The Art of Writing Reviews
Why write a review?
The first answer is that authors love reviews, most of a little more than we should. Good or bad, they show that someone read our book and cared enough to write down their thoughts.
The second answer is that it will make you a better writer for your own books. Reviewing requires you think critically about what you read. More than whether or not you liked it, but why. Answering that why will help you spot issues in your stories. Also learning what makes you like or dislike a book will help you write a book you like.
So here’s an article I wrote for a review blog:
I’m Alex McGilvery and I used to be a book reviewer. Celticfrogreviews has reviews of hundreds of books of many genres. Sadly, I’ve had to give it up after three decades, mostly because the reading and writing cut into my own work as author and editor.
This is my process for writing a book review. There are probably as many ways to write reviews as there are reviewers. The blogs (aside from mine) I wrote for liked between 250 and 350 words, but you don’t have to worry too much about length as long as the information is there.
First and most importantly, be honest. If you don’t like a book, say that, but to be useful to the reader you need to say why you didn’t like it. Was it the characters? The plot? The way the book was written? You should answer the same questions if you do like the book. This could be a one sentence starter to the review to grab the reader’s interest.
The actual review for me starts with a brief summary of the plot of the first part of the book. Spoilers are bad for the author and the reader. Unless Joe dies in the first quarter of the book, don’t talk about how Joe’s death ruined the book for you. If the book is part of a series and Joe was a major character in earlier books, you might want to think about mentioning it at all. The purpose of the summary is not to give detailed information about the book in any case. It does a couple of things. It lets the person reading your review know you read the book, and it shows your take on the early going of the plot. Some people just quote the back matter, but I like using my own words.
Once you’ve got that snippet of where the book is going, I suggest you talk about the writing. Were the characters strong and believable? Was the plot a tired old trope, or something more interesting? Did the author’s writing style/voice enhance or get in the way of the story? This is a paragraph, not a detailed analysis of the book. I give just enough to support the conclusion I made at the beginning of the review. If you want to gush a bit about the book, here’s the place.
Now, I close off the review with my
recommendation. Who will like this book? Even if I didn’t enjoy it, is there a
group which might? I didn’t give stars on my blog, but I did on Amazon. It’s
important to pay attention to what the stars mean. 5 stars is an extraordinary
book. One which stands well above the crowd. 4 stars is an excellent book. 3 is
good, 2 is not so good, 1 is a disaster.
In my opinion there is too much fuss made about having high reviews, 4 or 5 stars. If the average number of stars given to books generally is higher than 4, the meaning and purpose of the stars is destroyed. As a statistics professor said to me once, you can’t have more than half the population being above average. So when you give out the stars, refer back to the first bit of advice. Be honest.

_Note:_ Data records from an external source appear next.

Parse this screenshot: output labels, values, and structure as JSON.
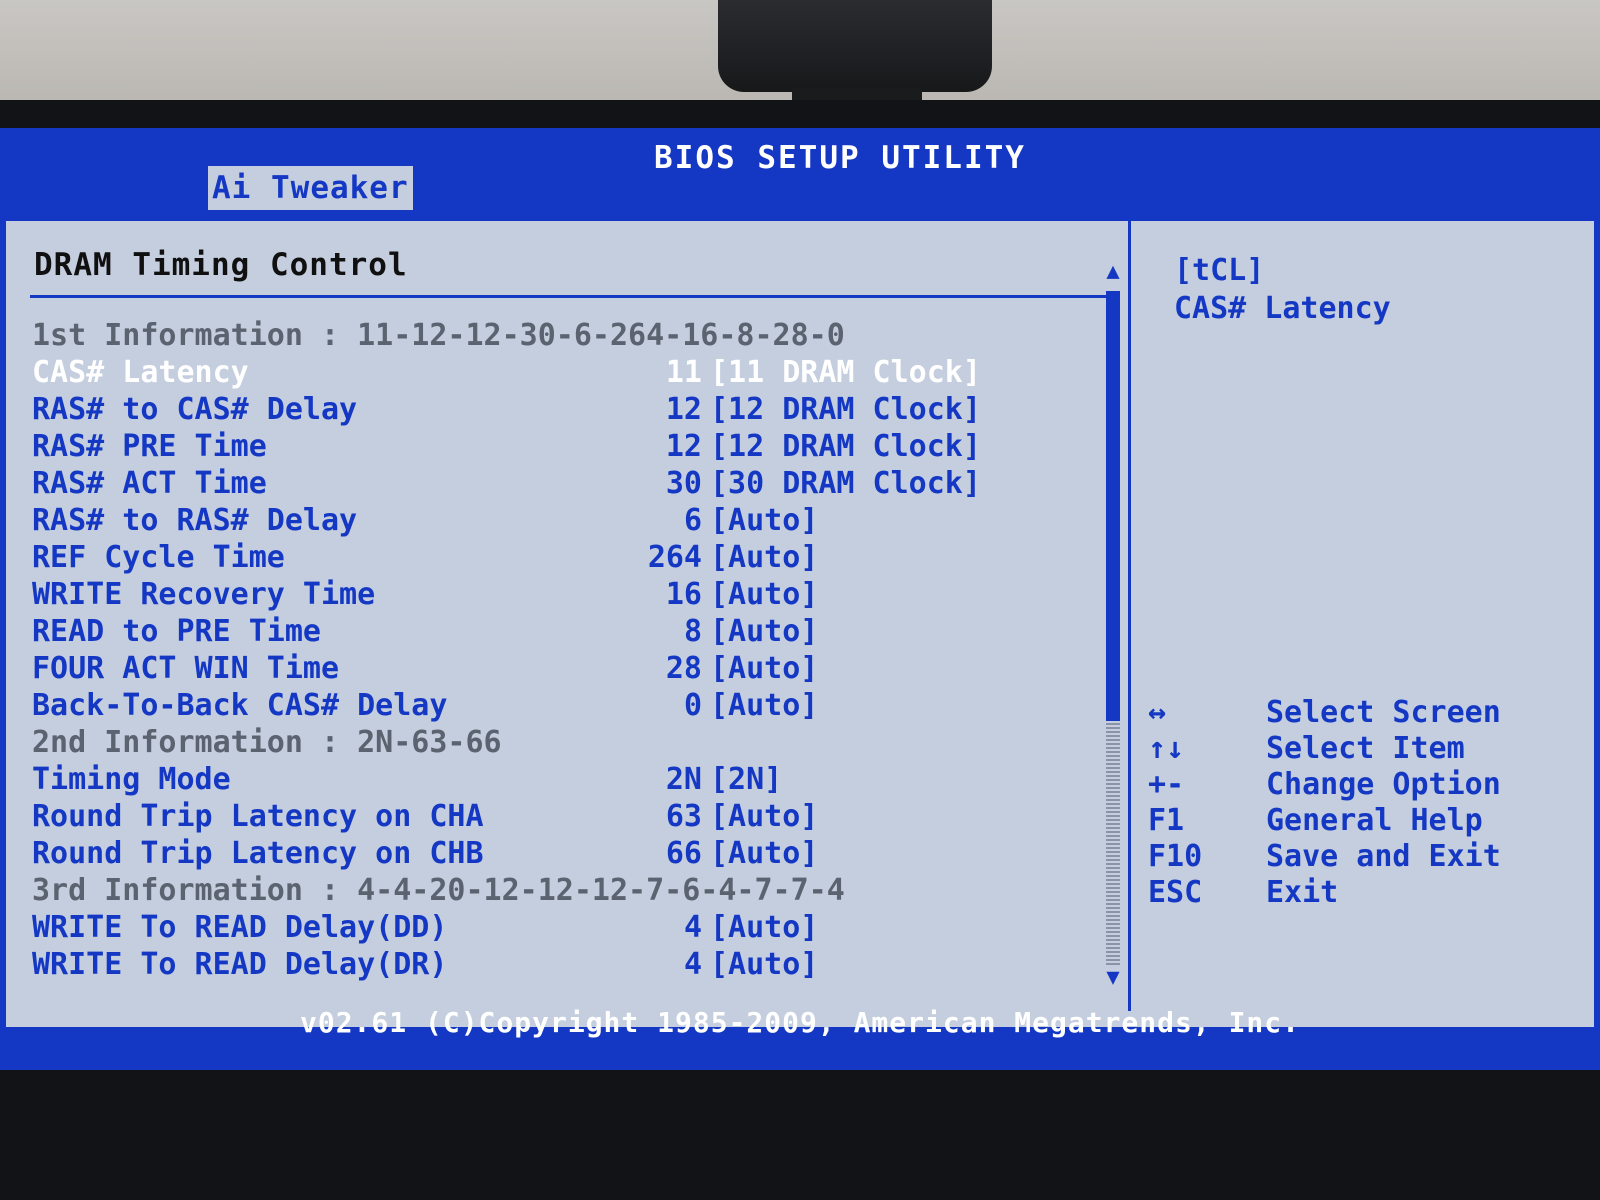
{
  "bios": {
    "title": "BIOS SETUP UTILITY",
    "active_tab": "Ai Tweaker",
    "footer": "v02.61 (C)Copyright 1985-2009, American Megatrends, Inc."
  },
  "left_pane": {
    "section_title": "DRAM Timing Control",
    "rows": [
      {
        "label": "1st Information : 11-12-12-30-6-264-16-8-28-0",
        "current": "",
        "setting": "",
        "kind": "info"
      },
      {
        "label": "CAS# Latency",
        "current": "11",
        "setting": "[11 DRAM Clock]",
        "kind": "selected"
      },
      {
        "label": "RAS# to CAS# Delay",
        "current": "12",
        "setting": "[12 DRAM Clock]",
        "kind": "option"
      },
      {
        "label": "RAS# PRE Time",
        "current": "12",
        "setting": "[12 DRAM Clock]",
        "kind": "option"
      },
      {
        "label": "RAS# ACT Time",
        "current": "30",
        "setting": "[30 DRAM Clock]",
        "kind": "option"
      },
      {
        "label": "RAS# to RAS# Delay",
        "current": "6",
        "setting": "[Auto]",
        "kind": "option"
      },
      {
        "label": "REF Cycle Time",
        "current": "264",
        "setting": "[Auto]",
        "kind": "option"
      },
      {
        "label": "WRITE Recovery Time",
        "current": "16",
        "setting": "[Auto]",
        "kind": "option"
      },
      {
        "label": "READ to PRE Time",
        "current": "8",
        "setting": "[Auto]",
        "kind": "option"
      },
      {
        "label": "FOUR ACT WIN Time",
        "current": "28",
        "setting": "[Auto]",
        "kind": "option"
      },
      {
        "label": "Back-To-Back CAS# Delay",
        "current": "0",
        "setting": "[Auto]",
        "kind": "option"
      },
      {
        "label": "2nd Information : 2N-63-66",
        "current": "",
        "setting": "",
        "kind": "info"
      },
      {
        "label": "Timing Mode",
        "current": "2N",
        "setting": "[2N]",
        "kind": "option"
      },
      {
        "label": "Round Trip Latency on CHA",
        "current": "63",
        "setting": "[Auto]",
        "kind": "option"
      },
      {
        "label": "Round Trip Latency on CHB",
        "current": "66",
        "setting": "[Auto]",
        "kind": "option"
      },
      {
        "label": "3rd Information : 4-4-20-12-12-12-7-6-4-7-7-4",
        "current": "",
        "setting": "",
        "kind": "info"
      },
      {
        "label": "WRITE To READ Delay(DD)",
        "current": "4",
        "setting": "[Auto]",
        "kind": "option"
      },
      {
        "label": "WRITE To READ Delay(DR)",
        "current": "4",
        "setting": "[Auto]",
        "kind": "option"
      }
    ],
    "scroll": {
      "up_arrow": "▲",
      "down_arrow": "▼"
    }
  },
  "help_pane": {
    "tag": "[tCL]",
    "description": "CAS# Latency",
    "keys": [
      {
        "key": "↔",
        "action": "Select Screen"
      },
      {
        "key": "↑↓",
        "action": "Select Item"
      },
      {
        "key": "+-",
        "action": "Change Option"
      },
      {
        "key": "F1",
        "action": "General Help"
      },
      {
        "key": "F10",
        "action": "Save and Exit"
      },
      {
        "key": "ESC",
        "action": "Exit"
      }
    ]
  },
  "colors": {
    "bios_blue": "#1438c4",
    "panel_gray": "#c4cede",
    "info_gray": "#5b6270",
    "selected_white": "#ffffff"
  }
}
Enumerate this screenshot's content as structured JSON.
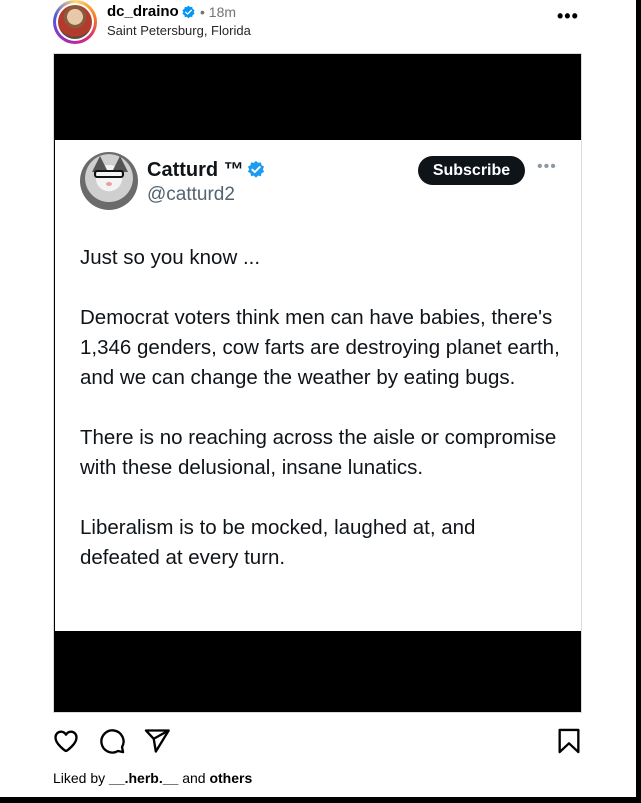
{
  "post": {
    "username": "dc_draino",
    "time": "• 18m",
    "location": "Saint Petersburg, Florida",
    "more": "•••"
  },
  "tweet": {
    "name": "Catturd ™",
    "handle": "@catturd2",
    "subscribe_label": "Subscribe",
    "more": "•••",
    "paragraphs": [
      "Just so you know ...",
      "Democrat voters think men can have babies, there's 1,346 genders, cow farts are destroying planet earth, and we can change the weather by eating bugs.",
      "There is no reaching across the aisle or compromise with these delusional, insane lunatics.",
      "Liberalism is to be mocked, laughed at, and defeated at every turn."
    ]
  },
  "likes": {
    "prefix": "Liked by ",
    "user": "__.herb.__",
    "middle": " and ",
    "others": "others"
  },
  "icons": {
    "like": "heart-icon",
    "comment": "comment-icon",
    "share": "send-icon",
    "save": "bookmark-icon",
    "verified": "verified-badge-icon"
  },
  "colors": {
    "verified_blue": "#0095f6",
    "twitter_verified": "#1d9bf0",
    "subscribe_bg": "#0f1419"
  }
}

One last point, giving an honest low star review is not a catastrophe for the author. All books have poor reviews, because not every book will appeal to every person. If I’ve done my work as an author properly, there will be people who don’t like my book. This is a good thing. Those low reviews give credibility to the high reviews.

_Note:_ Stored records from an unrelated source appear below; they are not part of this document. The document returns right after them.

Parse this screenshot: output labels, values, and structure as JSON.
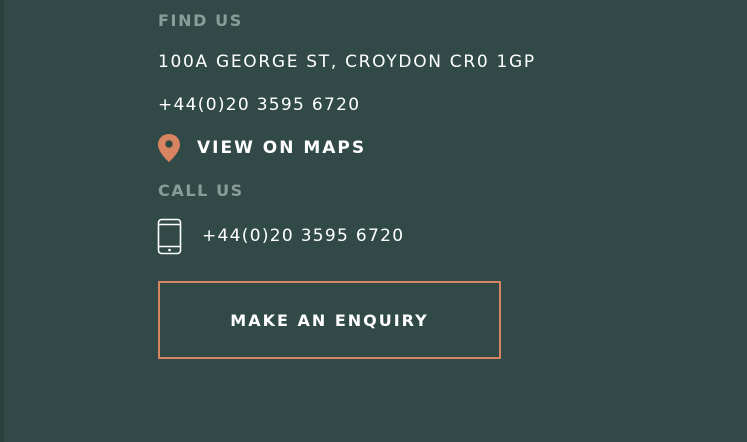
{
  "find_us": {
    "heading": "FIND US",
    "address": "100A GEORGE ST, CROYDON CR0 1GP",
    "phone": "+44(0)20 3595 6720",
    "maps_link_label": "VIEW ON MAPS",
    "maps_icon": "map-pin-icon"
  },
  "call_us": {
    "heading": "CALL US",
    "phone": "+44(0)20 3595 6720",
    "phone_icon": "mobile-phone-icon"
  },
  "cta": {
    "enquiry_label": "MAKE AN ENQUIRY"
  },
  "colors": {
    "background": "#314a47",
    "heading": "#8a9c98",
    "text": "#ffffff",
    "accent": "#d88461"
  }
}
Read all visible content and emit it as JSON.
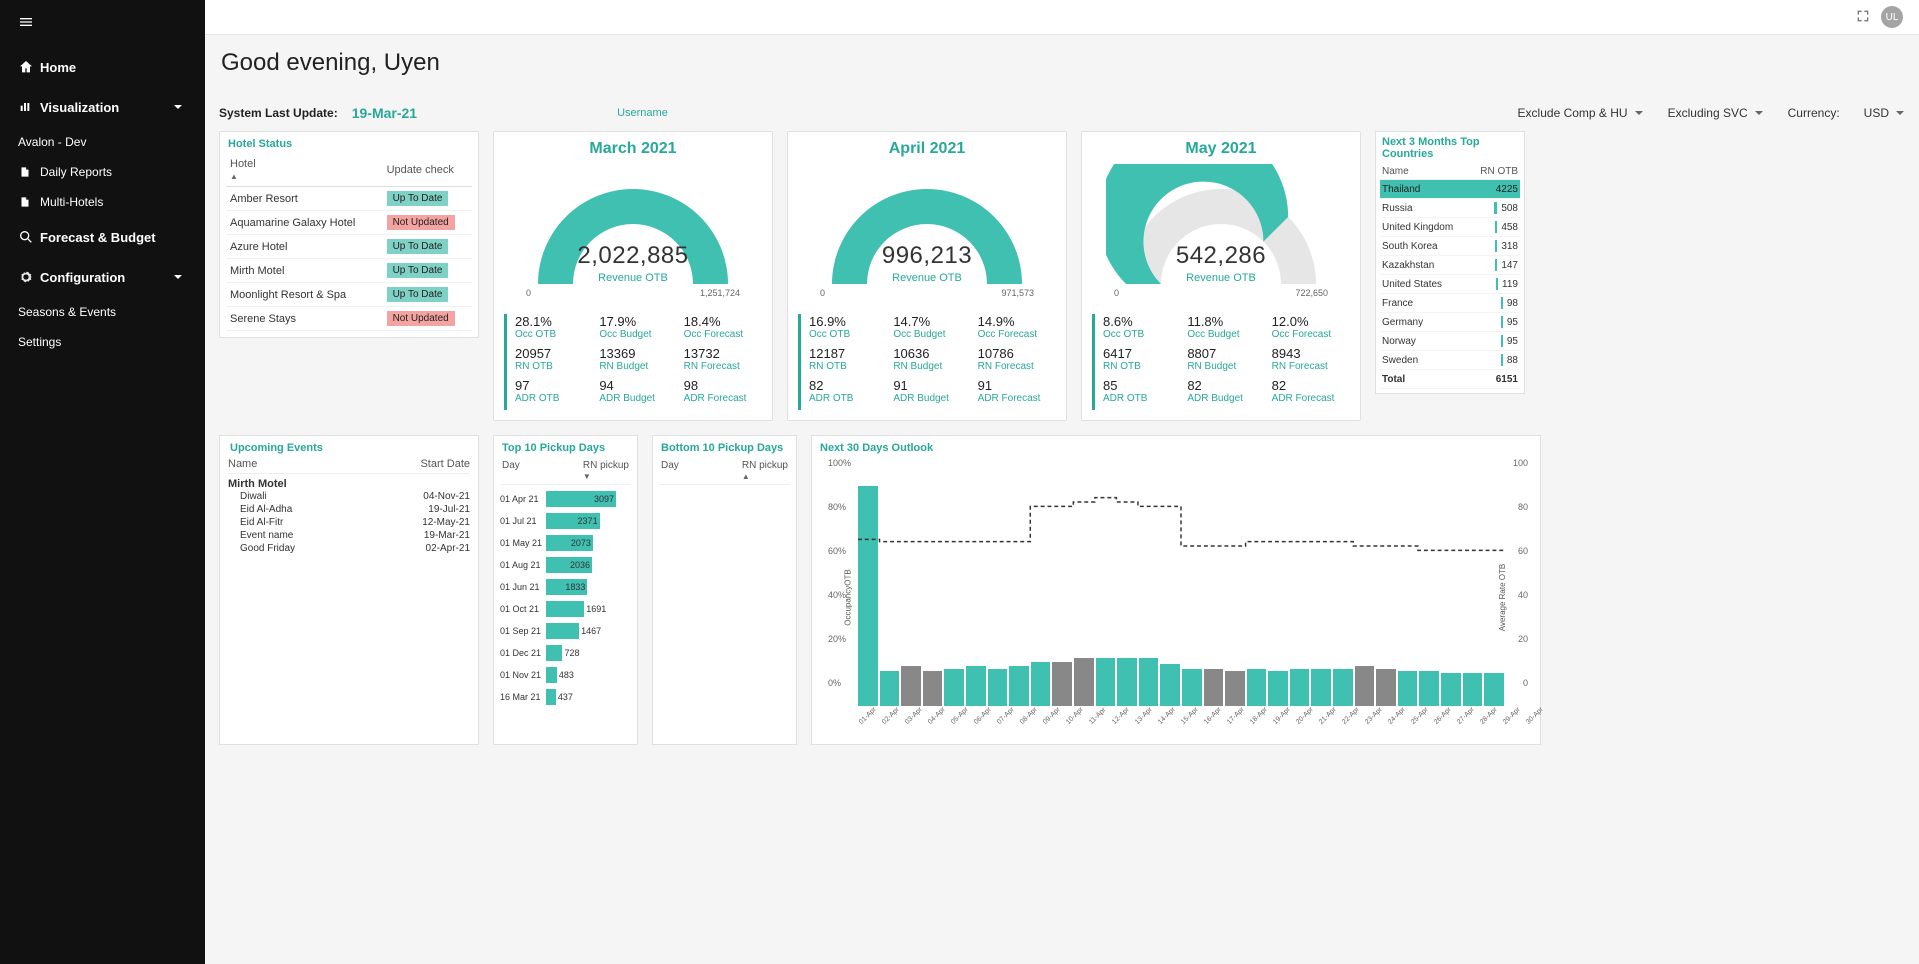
{
  "sidebar": {
    "items": [
      {
        "icon": "home",
        "label": "Home"
      },
      {
        "icon": "bars",
        "label": "Visualization",
        "expandable": true
      },
      {
        "label": "Avalon - Dev",
        "plain": true
      },
      {
        "icon": "file",
        "label": "Daily Reports",
        "sub": true,
        "chev": true
      },
      {
        "icon": "file",
        "label": "Multi-Hotels",
        "sub": true,
        "chev": true
      },
      {
        "icon": "search-db",
        "label": "Forecast & Budget"
      },
      {
        "icon": "gear",
        "label": "Configuration",
        "expandable": true
      },
      {
        "label": "Seasons & Events",
        "plain": true
      },
      {
        "label": "Settings",
        "plain": true
      }
    ]
  },
  "header": {
    "avatar_initials": "UL"
  },
  "greeting": "Good evening, Uyen",
  "system_update": {
    "label": "System Last Update:",
    "value": "19-Mar-21"
  },
  "username_placeholder": "Username",
  "filters": {
    "comp": "Exclude Comp & HU",
    "svc": "Excluding SVC",
    "currency_label": "Currency:",
    "currency": "USD"
  },
  "hotel_status": {
    "title": "Hotel Status",
    "cols": [
      "Hotel",
      "Update check"
    ],
    "rows": [
      {
        "name": "Amber Resort",
        "status": "Up To Date",
        "cls": "up"
      },
      {
        "name": "Aquamarine Galaxy Hotel",
        "status": "Not Updated",
        "cls": "not"
      },
      {
        "name": "Azure Hotel",
        "status": "Up To Date",
        "cls": "up"
      },
      {
        "name": "Mirth Motel",
        "status": "Up To Date",
        "cls": "up"
      },
      {
        "name": "Moonlight Resort & Spa",
        "status": "Up To Date",
        "cls": "up"
      },
      {
        "name": "Serene Stays",
        "status": "Not Updated",
        "cls": "not"
      }
    ]
  },
  "months": [
    {
      "title": "March 2021",
      "revenue": "2,022,885",
      "revenue_label": "Revenue OTB",
      "min": "0",
      "max": "1,251,724",
      "fill_pct": 100,
      "metrics": {
        "c1": [
          "28.1%",
          "Occ OTB",
          "20957",
          "RN OTB",
          "97",
          "ADR OTB"
        ],
        "c2": [
          "17.9%",
          "Occ Budget",
          "13369",
          "RN Budget",
          "94",
          "ADR Budget"
        ],
        "c3": [
          "18.4%",
          "Occ Forecast",
          "13732",
          "RN Forecast",
          "98",
          "ADR Forecast"
        ]
      }
    },
    {
      "title": "April 2021",
      "revenue": "996,213",
      "revenue_label": "Revenue OTB",
      "min": "0",
      "max": "971,573",
      "fill_pct": 100,
      "metrics": {
        "c1": [
          "16.9%",
          "Occ OTB",
          "12187",
          "RN OTB",
          "82",
          "ADR OTB"
        ],
        "c2": [
          "14.7%",
          "Occ Budget",
          "10636",
          "RN Budget",
          "91",
          "ADR Budget"
        ],
        "c3": [
          "14.9%",
          "Occ Forecast",
          "10786",
          "RN Forecast",
          "91",
          "ADR Forecast"
        ]
      }
    },
    {
      "title": "May 2021",
      "revenue": "542,286",
      "revenue_label": "Revenue OTB",
      "min": "0",
      "max": "722,650",
      "fill_pct": 75,
      "metrics": {
        "c1": [
          "8.6%",
          "Occ OTB",
          "6417",
          "RN OTB",
          "85",
          "ADR OTB"
        ],
        "c2": [
          "11.8%",
          "Occ Budget",
          "8807",
          "RN Budget",
          "82",
          "ADR Budget"
        ],
        "c3": [
          "12.0%",
          "Occ Forecast",
          "8943",
          "RN Forecast",
          "82",
          "ADR Forecast"
        ]
      }
    }
  ],
  "top_countries": {
    "title": "Next 3 Months Top Countries",
    "cols": [
      "Name",
      "RN OTB"
    ],
    "rows": [
      {
        "name": "Thailand",
        "value": 4225,
        "hl": true
      },
      {
        "name": "Russia",
        "value": 508
      },
      {
        "name": "United Kingdom",
        "value": 458
      },
      {
        "name": "South Korea",
        "value": 318
      },
      {
        "name": "Kazakhstan",
        "value": 147
      },
      {
        "name": "United States",
        "value": 119
      },
      {
        "name": "France",
        "value": 98
      },
      {
        "name": "Germany",
        "value": 95
      },
      {
        "name": "Norway",
        "value": 95
      },
      {
        "name": "Sweden",
        "value": 88
      }
    ],
    "total_label": "Total",
    "total": 6151
  },
  "upcoming_events": {
    "title": "Upcoming Events",
    "cols": [
      "Name",
      "Start Date"
    ],
    "group": "Mirth Motel",
    "rows": [
      {
        "name": "Diwali",
        "date": "04-Nov-21"
      },
      {
        "name": "Eid Al-Adha",
        "date": "19-Jul-21"
      },
      {
        "name": "Eid Al-Fitr",
        "date": "12-May-21"
      },
      {
        "name": "Event name",
        "date": "19-Mar-21"
      },
      {
        "name": "Good Friday",
        "date": "02-Apr-21"
      }
    ]
  },
  "top_pickup": {
    "title": "Top 10 Pickup Days",
    "cols": [
      "Day",
      "RN pickup"
    ],
    "rows": [
      {
        "day": "01 Apr 21",
        "value": 3097
      },
      {
        "day": "01 Jul 21",
        "value": 2371
      },
      {
        "day": "01 May 21",
        "value": 2073
      },
      {
        "day": "01 Aug 21",
        "value": 2036
      },
      {
        "day": "01 Jun 21",
        "value": 1833
      },
      {
        "day": "01 Oct 21",
        "value": 1691
      },
      {
        "day": "01 Sep 21",
        "value": 1467
      },
      {
        "day": "01 Dec 21",
        "value": 728
      },
      {
        "day": "01 Nov 21",
        "value": 483
      },
      {
        "day": "16 Mar 21",
        "value": 437
      }
    ]
  },
  "bottom_pickup": {
    "title": "Bottom 10 Pickup Days",
    "cols": [
      "Day",
      "RN pickup"
    ]
  },
  "outlook": {
    "title": "Next 30 Days Outlook",
    "y_left_label": "OccupancyOTB",
    "y_right_label": "Average Rate OTB",
    "y_left_ticks": [
      "100%",
      "80%",
      "60%",
      "40%",
      "20%",
      "0%"
    ],
    "y_right_ticks": [
      "100",
      "80",
      "60",
      "40",
      "20",
      "0"
    ]
  },
  "chart_data": {
    "type": "bar",
    "title": "Next 30 Days Outlook",
    "categories": [
      "01-Apr",
      "02-Apr",
      "03-Apr",
      "04-Apr",
      "05-Apr",
      "06-Apr",
      "07-Apr",
      "08-Apr",
      "09-Apr",
      "10-Apr",
      "11-Apr",
      "12-Apr",
      "13-Apr",
      "14-Apr",
      "15-Apr",
      "16-Apr",
      "17-Apr",
      "18-Apr",
      "19-Apr",
      "20-Apr",
      "21-Apr",
      "22-Apr",
      "23-Apr",
      "24-Apr",
      "25-Apr",
      "26-Apr",
      "27-Apr",
      "28-Apr",
      "29-Apr",
      "30-Apr"
    ],
    "series": [
      {
        "name": "OccupancyOTB",
        "axis": "left",
        "unit": "percent",
        "values": [
          100,
          16,
          18,
          16,
          17,
          18,
          17,
          18,
          20,
          20,
          22,
          22,
          22,
          22,
          19,
          17,
          17,
          16,
          17,
          16,
          17,
          17,
          17,
          18,
          17,
          16,
          16,
          15,
          15,
          15
        ],
        "colors": [
          "teal",
          "teal",
          "gray",
          "gray",
          "teal",
          "teal",
          "teal",
          "teal",
          "teal",
          "gray",
          "gray",
          "teal",
          "teal",
          "teal",
          "teal",
          "teal",
          "gray",
          "gray",
          "teal",
          "teal",
          "teal",
          "teal",
          "teal",
          "gray",
          "gray",
          "teal",
          "teal",
          "teal",
          "teal",
          "teal"
        ]
      },
      {
        "name": "Average Rate OTB",
        "axis": "right",
        "style": "dashed-step",
        "values": [
          63,
          62,
          62,
          62,
          62,
          62,
          62,
          62,
          78,
          78,
          80,
          82,
          80,
          78,
          78,
          60,
          60,
          60,
          62,
          62,
          62,
          62,
          62,
          60,
          60,
          60,
          58,
          58,
          58,
          58
        ]
      }
    ],
    "y_axis_left": {
      "label": "OccupancyOTB",
      "range": [
        0,
        100
      ],
      "unit": "%"
    },
    "y_axis_right": {
      "label": "Average Rate OTB",
      "range": [
        0,
        100
      ]
    }
  }
}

There you have it. Feel free to find your own style and voice in reviews, but most importantly, have fun.
Tags: art, reviews, writing